[App and web page records]
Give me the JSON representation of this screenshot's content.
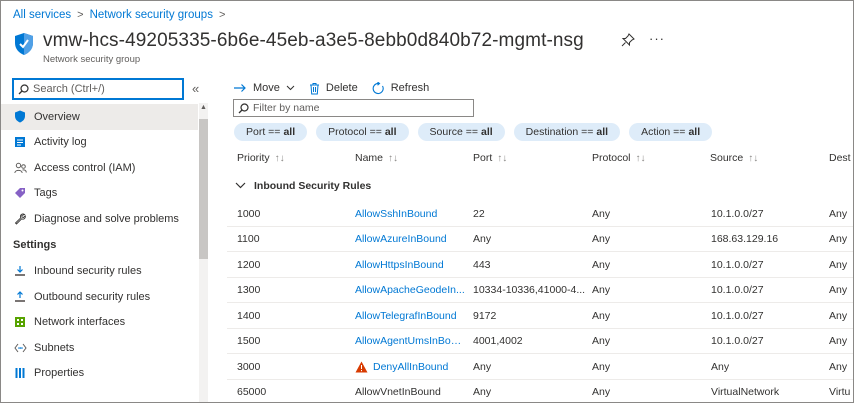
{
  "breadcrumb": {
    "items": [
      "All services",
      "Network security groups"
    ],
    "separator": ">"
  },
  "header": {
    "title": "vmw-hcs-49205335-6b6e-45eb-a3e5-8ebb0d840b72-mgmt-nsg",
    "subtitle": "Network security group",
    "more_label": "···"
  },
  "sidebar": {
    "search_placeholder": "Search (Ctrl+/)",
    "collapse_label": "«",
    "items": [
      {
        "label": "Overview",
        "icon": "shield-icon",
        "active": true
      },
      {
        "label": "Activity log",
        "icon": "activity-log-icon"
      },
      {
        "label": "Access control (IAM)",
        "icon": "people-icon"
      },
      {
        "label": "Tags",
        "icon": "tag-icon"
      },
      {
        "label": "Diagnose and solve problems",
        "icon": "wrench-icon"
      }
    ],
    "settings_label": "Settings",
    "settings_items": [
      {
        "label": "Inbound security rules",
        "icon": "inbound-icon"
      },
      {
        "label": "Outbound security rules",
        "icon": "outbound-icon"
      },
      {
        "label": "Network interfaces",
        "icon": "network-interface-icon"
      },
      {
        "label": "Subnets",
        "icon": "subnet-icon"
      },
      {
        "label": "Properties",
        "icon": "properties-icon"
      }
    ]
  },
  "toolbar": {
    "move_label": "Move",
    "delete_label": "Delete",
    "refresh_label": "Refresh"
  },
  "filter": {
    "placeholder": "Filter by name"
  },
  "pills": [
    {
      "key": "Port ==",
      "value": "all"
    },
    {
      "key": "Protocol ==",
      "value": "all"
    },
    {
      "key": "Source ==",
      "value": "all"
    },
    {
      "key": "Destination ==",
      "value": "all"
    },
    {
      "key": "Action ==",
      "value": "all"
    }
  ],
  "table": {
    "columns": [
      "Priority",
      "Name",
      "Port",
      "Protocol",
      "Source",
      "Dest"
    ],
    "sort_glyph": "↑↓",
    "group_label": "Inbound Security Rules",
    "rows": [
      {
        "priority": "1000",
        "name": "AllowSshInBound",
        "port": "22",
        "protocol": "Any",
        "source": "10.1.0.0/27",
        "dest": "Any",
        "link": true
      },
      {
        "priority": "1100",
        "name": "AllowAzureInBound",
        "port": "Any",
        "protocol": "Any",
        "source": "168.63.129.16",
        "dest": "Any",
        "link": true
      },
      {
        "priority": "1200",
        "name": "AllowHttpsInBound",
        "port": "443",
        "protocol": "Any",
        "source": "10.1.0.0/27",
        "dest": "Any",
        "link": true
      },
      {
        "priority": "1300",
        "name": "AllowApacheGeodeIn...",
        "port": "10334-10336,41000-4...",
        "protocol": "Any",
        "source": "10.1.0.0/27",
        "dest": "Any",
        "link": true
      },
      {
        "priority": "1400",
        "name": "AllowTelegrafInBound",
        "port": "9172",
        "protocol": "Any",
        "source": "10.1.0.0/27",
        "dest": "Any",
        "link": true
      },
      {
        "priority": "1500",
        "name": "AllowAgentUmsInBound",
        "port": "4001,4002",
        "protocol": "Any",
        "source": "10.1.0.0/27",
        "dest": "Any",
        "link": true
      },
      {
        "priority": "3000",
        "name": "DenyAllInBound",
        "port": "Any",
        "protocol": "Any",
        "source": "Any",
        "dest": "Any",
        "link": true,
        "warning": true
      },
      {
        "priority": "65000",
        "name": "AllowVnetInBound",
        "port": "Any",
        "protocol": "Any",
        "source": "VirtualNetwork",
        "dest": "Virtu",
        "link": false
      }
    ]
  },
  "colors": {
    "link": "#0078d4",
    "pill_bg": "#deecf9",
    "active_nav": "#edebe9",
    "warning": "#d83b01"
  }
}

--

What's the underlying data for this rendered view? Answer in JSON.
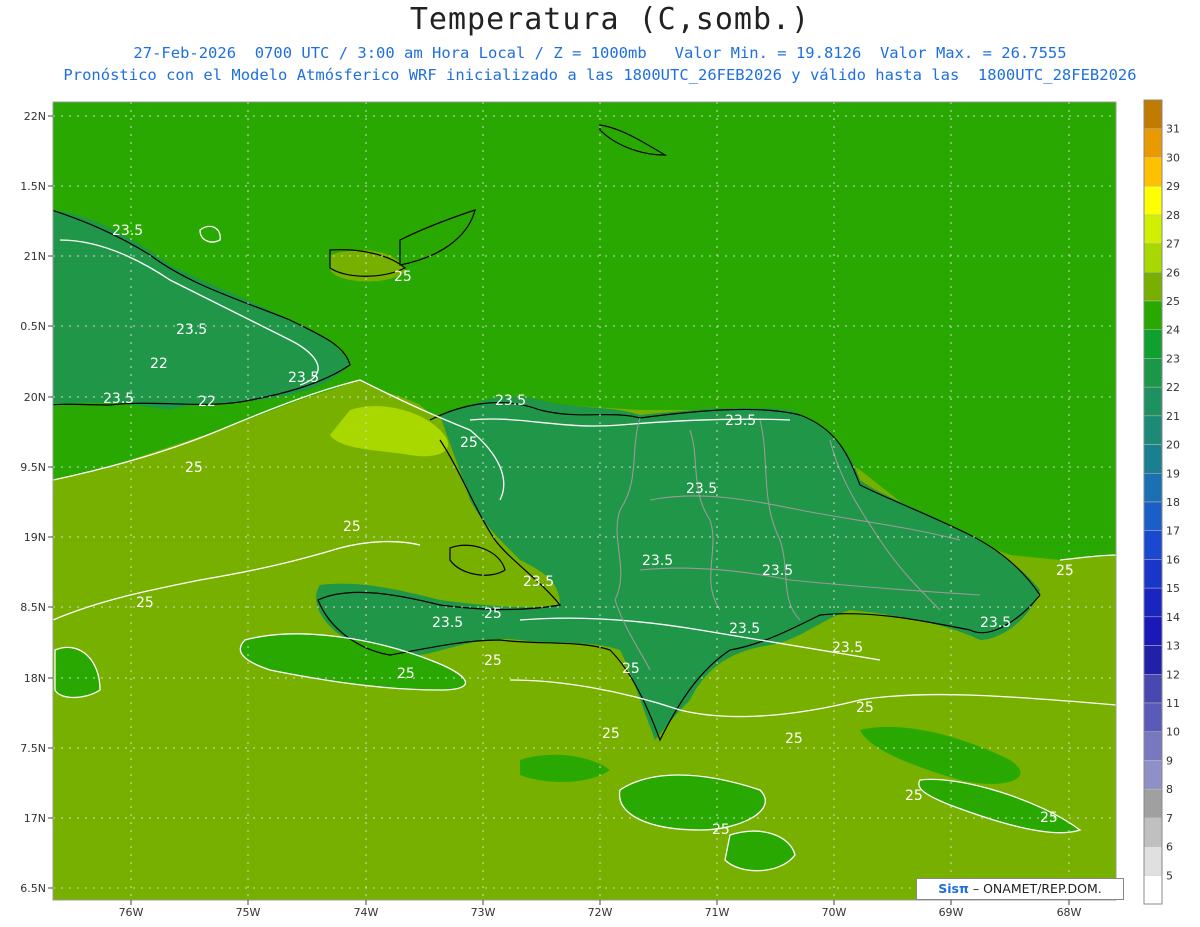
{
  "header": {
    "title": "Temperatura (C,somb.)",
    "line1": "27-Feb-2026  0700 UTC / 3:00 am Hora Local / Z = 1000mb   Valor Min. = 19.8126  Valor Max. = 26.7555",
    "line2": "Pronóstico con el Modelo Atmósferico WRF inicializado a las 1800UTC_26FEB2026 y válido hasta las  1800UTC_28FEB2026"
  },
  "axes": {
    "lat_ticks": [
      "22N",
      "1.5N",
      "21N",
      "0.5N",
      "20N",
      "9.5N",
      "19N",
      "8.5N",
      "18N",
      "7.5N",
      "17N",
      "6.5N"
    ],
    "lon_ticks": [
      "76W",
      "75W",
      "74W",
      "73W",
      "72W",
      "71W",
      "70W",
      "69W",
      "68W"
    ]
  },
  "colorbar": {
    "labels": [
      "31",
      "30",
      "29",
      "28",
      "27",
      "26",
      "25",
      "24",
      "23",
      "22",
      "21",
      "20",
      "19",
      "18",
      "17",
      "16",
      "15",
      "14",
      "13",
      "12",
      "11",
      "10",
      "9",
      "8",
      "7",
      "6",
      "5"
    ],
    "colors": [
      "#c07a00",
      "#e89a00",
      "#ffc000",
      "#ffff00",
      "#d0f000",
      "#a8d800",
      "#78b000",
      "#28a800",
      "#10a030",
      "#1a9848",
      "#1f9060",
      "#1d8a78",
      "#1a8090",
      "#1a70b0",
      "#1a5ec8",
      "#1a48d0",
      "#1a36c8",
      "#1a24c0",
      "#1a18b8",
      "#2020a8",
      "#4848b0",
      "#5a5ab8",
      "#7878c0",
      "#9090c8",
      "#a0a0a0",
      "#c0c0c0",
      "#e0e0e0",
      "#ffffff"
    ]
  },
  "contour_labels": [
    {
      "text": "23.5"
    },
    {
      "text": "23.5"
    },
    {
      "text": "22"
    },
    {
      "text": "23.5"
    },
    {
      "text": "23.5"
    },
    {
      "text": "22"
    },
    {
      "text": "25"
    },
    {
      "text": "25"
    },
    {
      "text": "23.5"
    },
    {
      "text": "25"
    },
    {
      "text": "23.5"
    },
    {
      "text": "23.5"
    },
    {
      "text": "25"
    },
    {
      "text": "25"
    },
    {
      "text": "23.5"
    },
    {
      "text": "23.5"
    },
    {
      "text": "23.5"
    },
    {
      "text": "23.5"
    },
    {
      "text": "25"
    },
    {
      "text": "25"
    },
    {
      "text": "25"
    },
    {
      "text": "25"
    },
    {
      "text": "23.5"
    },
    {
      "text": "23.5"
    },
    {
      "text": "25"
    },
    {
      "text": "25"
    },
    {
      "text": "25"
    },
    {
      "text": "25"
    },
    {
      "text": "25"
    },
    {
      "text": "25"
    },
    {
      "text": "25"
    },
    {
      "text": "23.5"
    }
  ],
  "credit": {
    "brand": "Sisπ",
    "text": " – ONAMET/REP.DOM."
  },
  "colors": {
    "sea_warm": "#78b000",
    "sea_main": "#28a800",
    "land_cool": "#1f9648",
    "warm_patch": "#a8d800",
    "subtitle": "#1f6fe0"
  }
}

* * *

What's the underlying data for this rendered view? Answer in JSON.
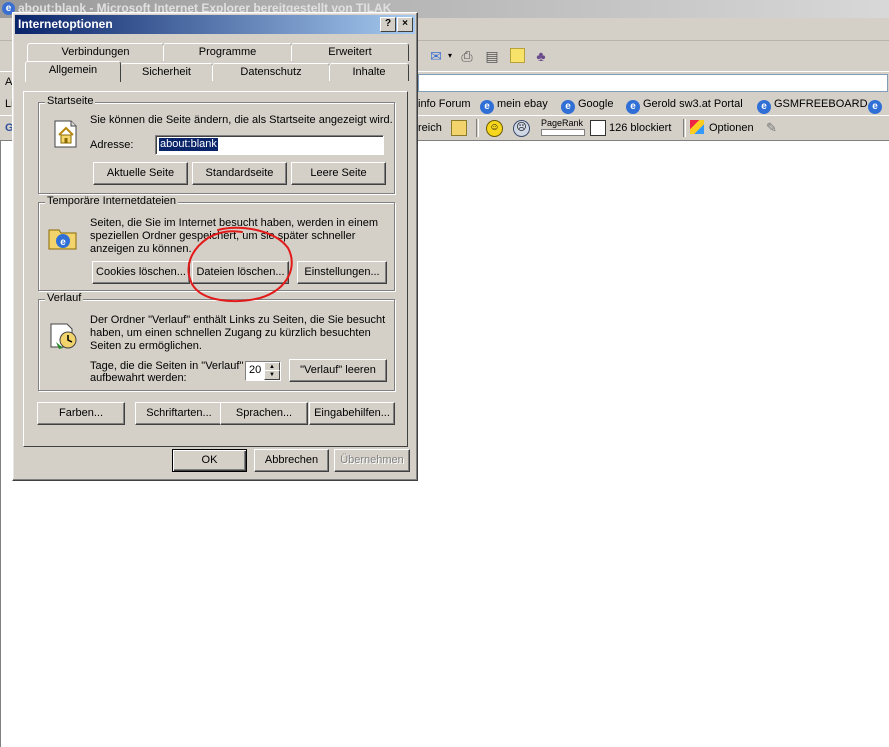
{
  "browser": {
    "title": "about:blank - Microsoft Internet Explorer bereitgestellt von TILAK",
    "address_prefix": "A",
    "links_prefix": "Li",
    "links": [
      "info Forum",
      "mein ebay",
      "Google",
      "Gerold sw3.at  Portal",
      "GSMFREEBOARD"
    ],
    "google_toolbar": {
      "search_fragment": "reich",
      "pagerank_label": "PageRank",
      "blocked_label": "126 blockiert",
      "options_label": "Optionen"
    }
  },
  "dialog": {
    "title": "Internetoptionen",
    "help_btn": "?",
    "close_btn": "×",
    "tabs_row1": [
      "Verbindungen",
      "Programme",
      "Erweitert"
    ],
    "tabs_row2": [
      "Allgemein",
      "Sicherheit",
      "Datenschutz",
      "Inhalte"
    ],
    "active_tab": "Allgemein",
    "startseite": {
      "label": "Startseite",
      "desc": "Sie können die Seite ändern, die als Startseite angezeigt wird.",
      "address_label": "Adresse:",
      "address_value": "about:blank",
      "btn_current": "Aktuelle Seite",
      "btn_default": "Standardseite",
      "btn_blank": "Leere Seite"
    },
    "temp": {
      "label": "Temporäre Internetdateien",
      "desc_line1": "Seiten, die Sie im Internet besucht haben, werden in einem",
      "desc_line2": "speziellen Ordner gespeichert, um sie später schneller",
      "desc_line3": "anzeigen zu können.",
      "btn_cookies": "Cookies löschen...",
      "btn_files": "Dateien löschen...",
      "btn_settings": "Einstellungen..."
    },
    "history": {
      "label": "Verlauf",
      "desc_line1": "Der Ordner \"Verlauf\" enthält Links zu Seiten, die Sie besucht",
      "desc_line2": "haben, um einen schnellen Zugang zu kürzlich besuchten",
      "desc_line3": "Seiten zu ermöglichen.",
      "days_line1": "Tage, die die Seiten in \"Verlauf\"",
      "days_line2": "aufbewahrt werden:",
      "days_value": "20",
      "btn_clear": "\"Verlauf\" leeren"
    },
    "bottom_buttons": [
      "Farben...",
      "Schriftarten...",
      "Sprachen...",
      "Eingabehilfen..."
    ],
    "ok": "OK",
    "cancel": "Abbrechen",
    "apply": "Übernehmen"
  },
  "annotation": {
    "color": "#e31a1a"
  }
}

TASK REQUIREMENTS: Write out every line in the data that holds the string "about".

REPLY:
    "title": "about:blank - Microsoft Internet Explorer bereitgestellt von TILAK",
      "address_value": "about:blank",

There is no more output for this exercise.